Here’s an interesting article from Read Write Web, posted yesterday: Millennials: they aren’t so tech savvy anymore.
TL;DR: kids aren’t living up to the expectation that being immersed in technology from a young age should prepare them for college and the professional world.
I’m sure it’s true. The assertion that kids really only have mastery of social media by the time they graduate high school is believable. But it’s also pretty silly to assume that a largely broken education system is going to prepare students more in the realm of technology than in any other way.
For instance, how many kids go to college knowing complex math without specifically preparing to major in a related field? Math is taught in schools from beginning to end, but kids still don’t retain it at any level that could be considered “successful.” Technology has it even worse: it’s expensive and programs traditionally lag behind other areas of study because of the cost involved, a phenomenon which the article makes note of.
What irks me most is this line:
But the real answer is for the great majority of students to recognize the importance of technology productivity, not just amusement.
Oh. So pre-college students should focus their free time on learning Word and Salesforce rather than learning to become social creatures. That’s kind of like expecting water to run uphill, and kids will never make that change. It would be much easier (but still not easy) to get appropriate funding and attention at the scholastic level and have colleges tune in to the gap between reality and where students should be technologically. Again, the system is broken. Kids are fine.
What’s interesting is that the tech landscape caters almost exclusively to people who value ease-of-use and “magic” presentation of the “right” data. That leads kids to understand technology as something that “just is.” It’s only outliers who recognize how much time and work goes into building products like Facebook, which explains why outliers are more likely to become involved in the tech scene in the first place.
We can learn from this, but we need to ask the right questions:

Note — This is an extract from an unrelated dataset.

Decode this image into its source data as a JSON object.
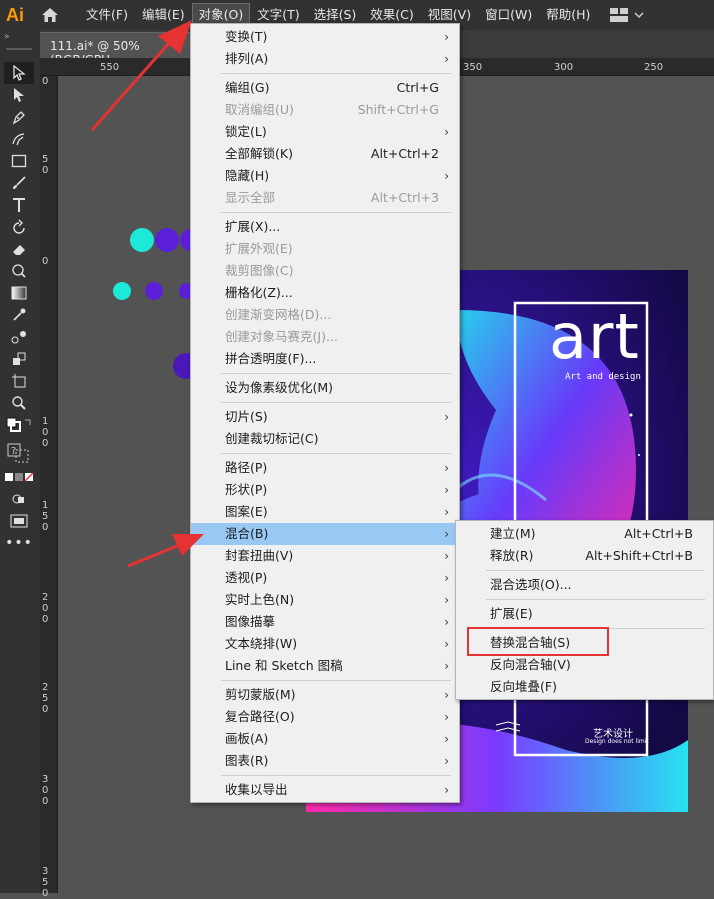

- How can the tech industry make itself more available and more transparent to kids?
- Are there things existing social services can do to give students a peek into the “magic” of their favorite diversions?